Each child will have to work in tandem with both a buddy and then as part of the large group to get their parts of the project completed properly – another valuable self-reliance skill. One leader always emerges when we engage in projects like this.
We are going to make replicas of leaves from trees growing on our survival retreat to place on the branches using Velcro. Why not glue them, you ponder? Because I want the children to be able to pluck the right leaf from the tree when called upon to do so during learning sessions. I have a basket of real nuts, wood fruit, and blossoms made from felt for the kiddos to use to match what the tree produces with each leaf.
So see, my enchanted forest themed makeover of the room was not just part of a creative whim, it really does have a survival purpose, as well. Once the tree is completed, I can move on to reinventing the rest of the room – and it is going to be a blast doing so on rainy and cold days!
To make the tree, we (meaning my beloved) drilled holes into the stump be lugged into the house. Next we placed the branches into their respective holes and drilled three holes into them.
After that, we simply screwed the branches into place and the foundation of the tree was complete and awaiting adornments by the tribe kiddos and myself.
My Buckeye chicks are thriving and will soon officially be considered pullets.
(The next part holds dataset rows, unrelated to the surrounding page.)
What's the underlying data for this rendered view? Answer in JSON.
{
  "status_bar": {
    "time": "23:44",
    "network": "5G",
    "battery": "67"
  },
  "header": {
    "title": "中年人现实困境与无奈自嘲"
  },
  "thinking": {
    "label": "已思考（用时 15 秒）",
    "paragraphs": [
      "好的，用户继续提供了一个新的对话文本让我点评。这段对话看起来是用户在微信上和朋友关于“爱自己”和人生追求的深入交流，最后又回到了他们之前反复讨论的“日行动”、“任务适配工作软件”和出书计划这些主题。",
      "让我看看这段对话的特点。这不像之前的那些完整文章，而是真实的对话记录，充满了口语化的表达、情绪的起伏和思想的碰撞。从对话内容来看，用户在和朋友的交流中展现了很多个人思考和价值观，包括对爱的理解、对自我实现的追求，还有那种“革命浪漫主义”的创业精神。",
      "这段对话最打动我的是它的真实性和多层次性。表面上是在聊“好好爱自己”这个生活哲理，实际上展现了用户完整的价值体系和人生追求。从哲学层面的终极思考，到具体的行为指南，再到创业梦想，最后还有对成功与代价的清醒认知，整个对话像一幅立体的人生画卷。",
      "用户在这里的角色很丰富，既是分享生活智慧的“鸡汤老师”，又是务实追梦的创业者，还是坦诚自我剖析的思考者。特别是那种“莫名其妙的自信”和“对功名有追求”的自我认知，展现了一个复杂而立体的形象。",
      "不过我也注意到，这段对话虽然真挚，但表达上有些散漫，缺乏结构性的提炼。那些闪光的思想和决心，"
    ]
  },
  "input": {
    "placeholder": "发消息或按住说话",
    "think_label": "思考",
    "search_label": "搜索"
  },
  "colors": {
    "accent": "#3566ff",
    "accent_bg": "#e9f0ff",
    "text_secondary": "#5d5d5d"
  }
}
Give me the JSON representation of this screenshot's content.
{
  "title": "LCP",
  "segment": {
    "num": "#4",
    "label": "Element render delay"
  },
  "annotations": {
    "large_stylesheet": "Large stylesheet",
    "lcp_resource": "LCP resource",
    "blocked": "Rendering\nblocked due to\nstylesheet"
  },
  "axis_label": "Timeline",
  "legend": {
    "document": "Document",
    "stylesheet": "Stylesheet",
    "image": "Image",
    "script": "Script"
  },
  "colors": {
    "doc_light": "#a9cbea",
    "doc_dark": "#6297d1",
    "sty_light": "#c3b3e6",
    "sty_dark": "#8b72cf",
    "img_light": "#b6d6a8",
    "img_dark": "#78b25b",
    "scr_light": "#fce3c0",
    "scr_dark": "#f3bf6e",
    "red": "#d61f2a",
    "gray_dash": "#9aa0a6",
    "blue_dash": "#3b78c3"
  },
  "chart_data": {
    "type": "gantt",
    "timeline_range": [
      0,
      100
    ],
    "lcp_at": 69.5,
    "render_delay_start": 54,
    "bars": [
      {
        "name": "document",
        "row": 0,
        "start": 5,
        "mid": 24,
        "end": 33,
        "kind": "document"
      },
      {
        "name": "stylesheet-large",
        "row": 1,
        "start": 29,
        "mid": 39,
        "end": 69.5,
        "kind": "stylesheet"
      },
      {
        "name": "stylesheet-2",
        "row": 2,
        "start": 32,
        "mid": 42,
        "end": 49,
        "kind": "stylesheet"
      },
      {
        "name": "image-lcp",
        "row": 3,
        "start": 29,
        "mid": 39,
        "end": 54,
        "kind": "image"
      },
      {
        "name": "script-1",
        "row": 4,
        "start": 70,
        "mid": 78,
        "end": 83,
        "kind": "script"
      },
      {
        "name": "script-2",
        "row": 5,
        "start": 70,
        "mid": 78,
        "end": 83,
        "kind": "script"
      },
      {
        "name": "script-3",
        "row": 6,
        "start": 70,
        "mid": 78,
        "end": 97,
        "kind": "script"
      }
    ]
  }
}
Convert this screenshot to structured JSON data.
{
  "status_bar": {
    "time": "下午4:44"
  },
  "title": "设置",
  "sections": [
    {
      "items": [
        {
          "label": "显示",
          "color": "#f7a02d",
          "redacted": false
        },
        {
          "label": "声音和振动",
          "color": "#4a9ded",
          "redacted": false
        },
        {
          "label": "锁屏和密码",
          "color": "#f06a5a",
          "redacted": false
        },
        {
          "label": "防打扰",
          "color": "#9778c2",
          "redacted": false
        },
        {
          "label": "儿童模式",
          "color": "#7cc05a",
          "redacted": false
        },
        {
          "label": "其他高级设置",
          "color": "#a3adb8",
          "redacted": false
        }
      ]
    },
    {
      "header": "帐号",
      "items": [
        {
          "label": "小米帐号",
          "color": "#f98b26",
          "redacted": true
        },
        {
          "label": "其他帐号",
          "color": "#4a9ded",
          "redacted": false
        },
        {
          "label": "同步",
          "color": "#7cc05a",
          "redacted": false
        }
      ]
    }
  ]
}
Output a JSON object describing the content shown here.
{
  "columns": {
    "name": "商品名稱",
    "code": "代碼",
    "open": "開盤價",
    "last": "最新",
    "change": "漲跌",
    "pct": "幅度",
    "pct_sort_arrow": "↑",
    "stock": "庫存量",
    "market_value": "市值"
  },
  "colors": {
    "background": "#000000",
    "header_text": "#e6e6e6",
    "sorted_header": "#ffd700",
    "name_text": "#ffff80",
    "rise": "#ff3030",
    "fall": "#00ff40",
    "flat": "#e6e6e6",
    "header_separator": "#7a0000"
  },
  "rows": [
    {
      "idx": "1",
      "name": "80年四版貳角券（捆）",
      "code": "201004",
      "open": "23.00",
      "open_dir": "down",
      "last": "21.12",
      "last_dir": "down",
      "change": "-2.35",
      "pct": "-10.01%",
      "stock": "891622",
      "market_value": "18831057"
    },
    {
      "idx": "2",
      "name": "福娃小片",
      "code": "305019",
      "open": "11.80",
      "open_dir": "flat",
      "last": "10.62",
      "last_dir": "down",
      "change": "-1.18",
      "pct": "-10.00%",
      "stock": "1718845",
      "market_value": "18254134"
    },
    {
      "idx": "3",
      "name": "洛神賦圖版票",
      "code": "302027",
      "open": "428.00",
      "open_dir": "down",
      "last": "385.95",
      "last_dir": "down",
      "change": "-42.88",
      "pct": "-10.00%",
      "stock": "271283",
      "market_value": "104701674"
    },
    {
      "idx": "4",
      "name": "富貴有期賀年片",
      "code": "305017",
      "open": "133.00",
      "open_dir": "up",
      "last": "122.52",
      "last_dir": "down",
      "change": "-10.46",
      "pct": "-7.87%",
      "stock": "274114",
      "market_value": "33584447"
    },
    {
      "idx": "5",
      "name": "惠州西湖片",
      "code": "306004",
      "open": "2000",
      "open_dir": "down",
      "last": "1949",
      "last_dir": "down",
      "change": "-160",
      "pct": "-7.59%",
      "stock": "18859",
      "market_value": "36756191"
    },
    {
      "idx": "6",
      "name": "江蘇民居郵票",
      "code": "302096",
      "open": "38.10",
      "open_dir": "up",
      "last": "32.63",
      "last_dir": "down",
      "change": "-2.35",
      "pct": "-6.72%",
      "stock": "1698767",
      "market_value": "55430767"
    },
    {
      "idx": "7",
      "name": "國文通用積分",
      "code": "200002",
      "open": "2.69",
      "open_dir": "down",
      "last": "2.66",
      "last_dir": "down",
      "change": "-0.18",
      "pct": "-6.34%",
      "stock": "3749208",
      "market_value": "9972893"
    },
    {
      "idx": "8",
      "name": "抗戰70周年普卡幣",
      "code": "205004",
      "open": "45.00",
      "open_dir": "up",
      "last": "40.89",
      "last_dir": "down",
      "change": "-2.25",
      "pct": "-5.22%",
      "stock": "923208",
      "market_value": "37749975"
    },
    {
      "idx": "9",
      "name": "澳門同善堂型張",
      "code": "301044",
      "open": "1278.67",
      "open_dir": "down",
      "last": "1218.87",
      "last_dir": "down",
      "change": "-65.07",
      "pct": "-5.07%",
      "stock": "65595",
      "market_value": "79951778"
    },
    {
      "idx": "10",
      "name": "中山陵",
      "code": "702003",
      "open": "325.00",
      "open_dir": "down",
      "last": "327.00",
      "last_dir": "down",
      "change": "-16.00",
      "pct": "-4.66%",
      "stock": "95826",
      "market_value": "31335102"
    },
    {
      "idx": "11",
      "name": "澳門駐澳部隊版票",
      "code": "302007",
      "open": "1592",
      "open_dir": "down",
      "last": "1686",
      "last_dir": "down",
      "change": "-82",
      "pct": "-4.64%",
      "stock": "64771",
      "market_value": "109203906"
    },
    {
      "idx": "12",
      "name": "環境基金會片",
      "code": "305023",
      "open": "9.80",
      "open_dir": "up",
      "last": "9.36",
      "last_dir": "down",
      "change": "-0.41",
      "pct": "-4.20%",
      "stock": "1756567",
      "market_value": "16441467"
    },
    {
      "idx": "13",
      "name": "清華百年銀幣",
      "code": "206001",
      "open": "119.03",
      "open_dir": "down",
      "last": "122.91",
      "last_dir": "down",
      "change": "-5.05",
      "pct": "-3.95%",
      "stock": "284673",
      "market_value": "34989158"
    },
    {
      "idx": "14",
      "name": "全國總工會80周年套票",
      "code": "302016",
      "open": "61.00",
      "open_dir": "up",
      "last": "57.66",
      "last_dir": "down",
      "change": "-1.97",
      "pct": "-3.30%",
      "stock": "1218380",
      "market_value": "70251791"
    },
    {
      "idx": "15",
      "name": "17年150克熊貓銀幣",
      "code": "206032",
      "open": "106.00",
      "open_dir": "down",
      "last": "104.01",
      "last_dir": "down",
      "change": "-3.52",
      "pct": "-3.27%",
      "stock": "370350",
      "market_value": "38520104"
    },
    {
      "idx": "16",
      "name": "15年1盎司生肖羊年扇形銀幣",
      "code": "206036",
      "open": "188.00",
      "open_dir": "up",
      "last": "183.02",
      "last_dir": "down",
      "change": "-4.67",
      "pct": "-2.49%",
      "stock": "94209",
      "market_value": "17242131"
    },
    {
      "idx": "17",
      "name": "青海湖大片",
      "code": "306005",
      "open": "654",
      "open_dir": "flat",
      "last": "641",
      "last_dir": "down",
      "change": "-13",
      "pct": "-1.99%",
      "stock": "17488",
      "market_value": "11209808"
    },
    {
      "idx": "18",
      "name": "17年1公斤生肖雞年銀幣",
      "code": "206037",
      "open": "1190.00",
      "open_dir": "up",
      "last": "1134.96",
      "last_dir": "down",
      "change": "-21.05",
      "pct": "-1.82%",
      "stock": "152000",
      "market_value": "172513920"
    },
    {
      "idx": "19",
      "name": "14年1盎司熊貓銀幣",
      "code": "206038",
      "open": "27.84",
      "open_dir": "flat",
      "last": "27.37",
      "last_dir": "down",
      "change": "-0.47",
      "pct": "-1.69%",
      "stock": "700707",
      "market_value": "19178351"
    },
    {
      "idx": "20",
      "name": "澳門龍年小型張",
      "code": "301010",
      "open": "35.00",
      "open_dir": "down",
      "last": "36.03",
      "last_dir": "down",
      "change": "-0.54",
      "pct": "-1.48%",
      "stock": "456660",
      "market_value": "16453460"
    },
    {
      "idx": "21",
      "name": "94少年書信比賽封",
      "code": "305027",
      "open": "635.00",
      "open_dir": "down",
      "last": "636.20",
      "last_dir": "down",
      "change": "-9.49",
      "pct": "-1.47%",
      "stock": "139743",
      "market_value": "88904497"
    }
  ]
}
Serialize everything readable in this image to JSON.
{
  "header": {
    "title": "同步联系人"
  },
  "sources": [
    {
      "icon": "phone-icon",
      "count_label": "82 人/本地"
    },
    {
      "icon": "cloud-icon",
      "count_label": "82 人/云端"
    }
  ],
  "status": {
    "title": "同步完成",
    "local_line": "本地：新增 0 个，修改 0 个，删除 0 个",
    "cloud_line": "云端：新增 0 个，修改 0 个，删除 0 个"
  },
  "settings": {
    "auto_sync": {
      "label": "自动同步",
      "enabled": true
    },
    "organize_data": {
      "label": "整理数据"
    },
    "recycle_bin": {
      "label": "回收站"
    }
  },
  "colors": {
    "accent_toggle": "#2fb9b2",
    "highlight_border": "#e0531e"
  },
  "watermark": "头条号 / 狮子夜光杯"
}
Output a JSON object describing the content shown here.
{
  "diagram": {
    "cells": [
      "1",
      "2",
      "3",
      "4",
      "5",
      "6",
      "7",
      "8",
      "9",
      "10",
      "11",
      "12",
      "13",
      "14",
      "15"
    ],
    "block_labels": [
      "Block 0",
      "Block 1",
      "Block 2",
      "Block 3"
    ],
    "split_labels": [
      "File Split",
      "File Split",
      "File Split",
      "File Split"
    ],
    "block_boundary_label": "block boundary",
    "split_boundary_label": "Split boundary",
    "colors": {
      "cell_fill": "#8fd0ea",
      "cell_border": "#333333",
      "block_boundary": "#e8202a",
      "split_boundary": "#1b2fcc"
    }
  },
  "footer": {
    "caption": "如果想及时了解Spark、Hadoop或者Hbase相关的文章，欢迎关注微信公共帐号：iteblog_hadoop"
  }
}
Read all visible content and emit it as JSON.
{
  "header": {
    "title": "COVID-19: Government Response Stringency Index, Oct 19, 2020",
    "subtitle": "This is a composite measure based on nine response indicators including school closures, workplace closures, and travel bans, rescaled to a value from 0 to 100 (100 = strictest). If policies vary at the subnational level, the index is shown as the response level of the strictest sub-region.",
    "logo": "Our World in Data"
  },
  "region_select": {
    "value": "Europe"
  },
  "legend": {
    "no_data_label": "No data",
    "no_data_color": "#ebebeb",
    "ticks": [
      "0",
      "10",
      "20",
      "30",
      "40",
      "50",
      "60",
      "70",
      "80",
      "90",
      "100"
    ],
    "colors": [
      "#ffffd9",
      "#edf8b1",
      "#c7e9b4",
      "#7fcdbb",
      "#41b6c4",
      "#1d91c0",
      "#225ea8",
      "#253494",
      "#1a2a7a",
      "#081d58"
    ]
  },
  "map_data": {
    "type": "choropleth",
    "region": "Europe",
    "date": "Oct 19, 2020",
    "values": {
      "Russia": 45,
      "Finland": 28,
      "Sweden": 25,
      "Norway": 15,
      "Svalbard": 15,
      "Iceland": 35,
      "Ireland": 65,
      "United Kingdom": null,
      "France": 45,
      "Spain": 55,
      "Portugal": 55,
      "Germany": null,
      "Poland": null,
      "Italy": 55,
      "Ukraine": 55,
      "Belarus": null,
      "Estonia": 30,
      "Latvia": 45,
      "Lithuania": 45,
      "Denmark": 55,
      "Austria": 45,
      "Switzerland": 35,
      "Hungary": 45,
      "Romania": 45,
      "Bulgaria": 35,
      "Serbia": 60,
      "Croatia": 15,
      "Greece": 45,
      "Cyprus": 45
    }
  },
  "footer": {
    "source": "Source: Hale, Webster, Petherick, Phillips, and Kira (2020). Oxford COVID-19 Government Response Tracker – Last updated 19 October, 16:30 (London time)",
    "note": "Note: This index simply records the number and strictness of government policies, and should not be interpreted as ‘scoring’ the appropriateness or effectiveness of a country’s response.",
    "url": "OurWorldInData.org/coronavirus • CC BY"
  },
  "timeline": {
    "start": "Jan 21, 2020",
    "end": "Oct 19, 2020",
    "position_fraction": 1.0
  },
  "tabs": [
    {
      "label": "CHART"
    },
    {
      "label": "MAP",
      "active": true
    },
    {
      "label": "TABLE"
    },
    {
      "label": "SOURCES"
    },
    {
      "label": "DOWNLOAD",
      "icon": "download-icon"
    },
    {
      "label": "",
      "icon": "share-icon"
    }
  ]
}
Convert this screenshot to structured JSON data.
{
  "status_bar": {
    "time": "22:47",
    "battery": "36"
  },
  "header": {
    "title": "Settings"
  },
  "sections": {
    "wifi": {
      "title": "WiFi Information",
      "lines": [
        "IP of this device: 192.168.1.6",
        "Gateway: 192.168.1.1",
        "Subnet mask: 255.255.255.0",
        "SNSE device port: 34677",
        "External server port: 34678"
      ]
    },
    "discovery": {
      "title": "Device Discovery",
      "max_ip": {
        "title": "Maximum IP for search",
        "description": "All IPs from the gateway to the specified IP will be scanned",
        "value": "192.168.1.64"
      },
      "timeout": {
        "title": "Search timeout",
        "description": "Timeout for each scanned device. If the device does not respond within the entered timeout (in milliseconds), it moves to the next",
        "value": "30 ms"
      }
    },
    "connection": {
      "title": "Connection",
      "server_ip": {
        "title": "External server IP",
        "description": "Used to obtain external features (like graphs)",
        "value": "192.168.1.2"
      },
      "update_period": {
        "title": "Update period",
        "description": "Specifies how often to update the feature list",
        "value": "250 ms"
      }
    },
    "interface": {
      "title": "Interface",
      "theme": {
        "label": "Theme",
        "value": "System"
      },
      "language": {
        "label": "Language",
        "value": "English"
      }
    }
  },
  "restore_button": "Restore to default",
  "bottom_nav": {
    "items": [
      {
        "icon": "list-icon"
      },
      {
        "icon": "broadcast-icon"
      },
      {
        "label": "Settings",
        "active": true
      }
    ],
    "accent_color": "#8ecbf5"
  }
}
We started out with 10 and lost two that just keeled over, right off the bat. A snake snuck into the chicken run and swallowed three chicks hole – made me curse snakes which is something I rarely do unless it is a copperhead or a rattlesnake. We have five left, two of which will be roosters – so baby Buckeyes coming this spring!
This week’s questions
1. How have you (or will you) address preps storage issues at your house?
2. What junque do you have laying around your place that could be repurposed – and into what
3. Is prepping for small or medium natural disasters you are prone to a focal point of your survival plan?
And…how did you prep this week?